“Seeking support is okay. Both mental health and academic help are actually related, and to use smaller steps towards breaking the inertia is very helpful,” he adds.
He also mentions how, “I think for me, school is not a race to the end. You want to be successful of course, but it’s a time to also enjoy the process, because I’ve gained so much from these experiences, tangible skills, [such as] public speaking at jack.org.”
Anderson also completed a full-time internship at jack.org in the summer and emphasized the importance of being involved early on to build connections and networks which may help later.
Anderson encourages seeking support by encouraging others to “ask for help when you need it. The earlier you do it, the less are the chances that it will escalate. The same can be said for academic help, because school is your focus. Understanding how to prioritize your tasks, and understanding that if you’re going to succeed, it will take sacrifice, so don’t worry if it’s not going your way. It wasn’t going my way initially. You need to find a balance.”
Anderson isn’t completely decided on where he is headed to after graduation. He elaborates by saying, “I would like to look into programs more seriously. People like to have those plans laid out, but I found with gaining experience that I just want to do well with what I’m doing, and making decisions as they come along. Initially I had really high goals, and I would be really stressed if I wasn’t actively achieving them, but recently, I’ve learnt how to mellow down.”

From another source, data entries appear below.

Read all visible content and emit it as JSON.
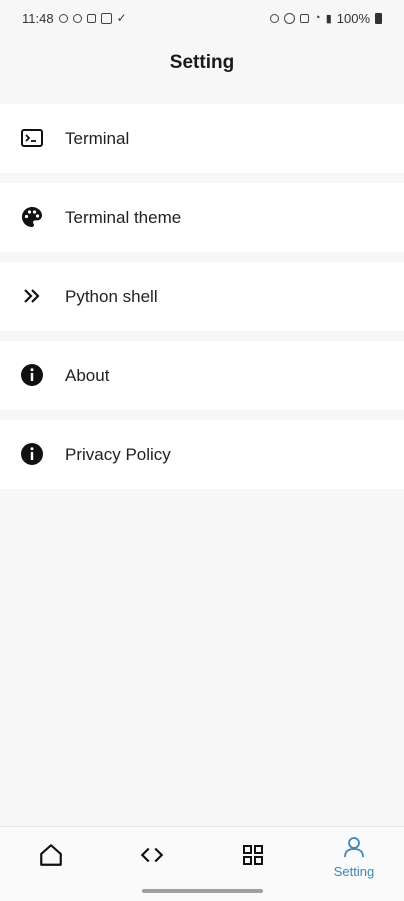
{
  "status_bar": {
    "time": "11:48",
    "battery": "100%",
    "left_icons": [
      "accessibility-icon",
      "accessibility-icon",
      "lock-icon",
      "image-icon",
      "check-icon"
    ],
    "right_icons": [
      "link-icon",
      "alarm-icon",
      "mute-icon",
      "wifi-icon",
      "hd-icon",
      "signal-icon"
    ]
  },
  "header": {
    "title": "Setting"
  },
  "menu": [
    {
      "label": "Terminal",
      "icon": "terminal-icon"
    },
    {
      "label": "Terminal theme",
      "icon": "palette-icon"
    },
    {
      "label": "Python shell",
      "icon": "chevrons-right-icon"
    },
    {
      "label": "About",
      "icon": "info-icon"
    },
    {
      "label": "Privacy Policy",
      "icon": "info-icon"
    }
  ],
  "bottom_nav": {
    "items": [
      {
        "icon": "home-icon",
        "label": ""
      },
      {
        "icon": "code-icon",
        "label": ""
      },
      {
        "icon": "grid-icon",
        "label": ""
      },
      {
        "icon": "person-icon",
        "label": "Setting",
        "active": true
      }
    ],
    "active_color": "#3d86b8"
  },
  "colors": {
    "background": "#f7f7f7",
    "card": "#ffffff",
    "text": "#222222"
  }
}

Anderson will address the Class of 2017 at the Last Lecture event, hosted by the Alumni Association, where the anticipated keynote speaker is UTM alumnus Alfredo Tan (H.B.Sc.), who is the group director and global marketing solutions for Facebook/Instagram.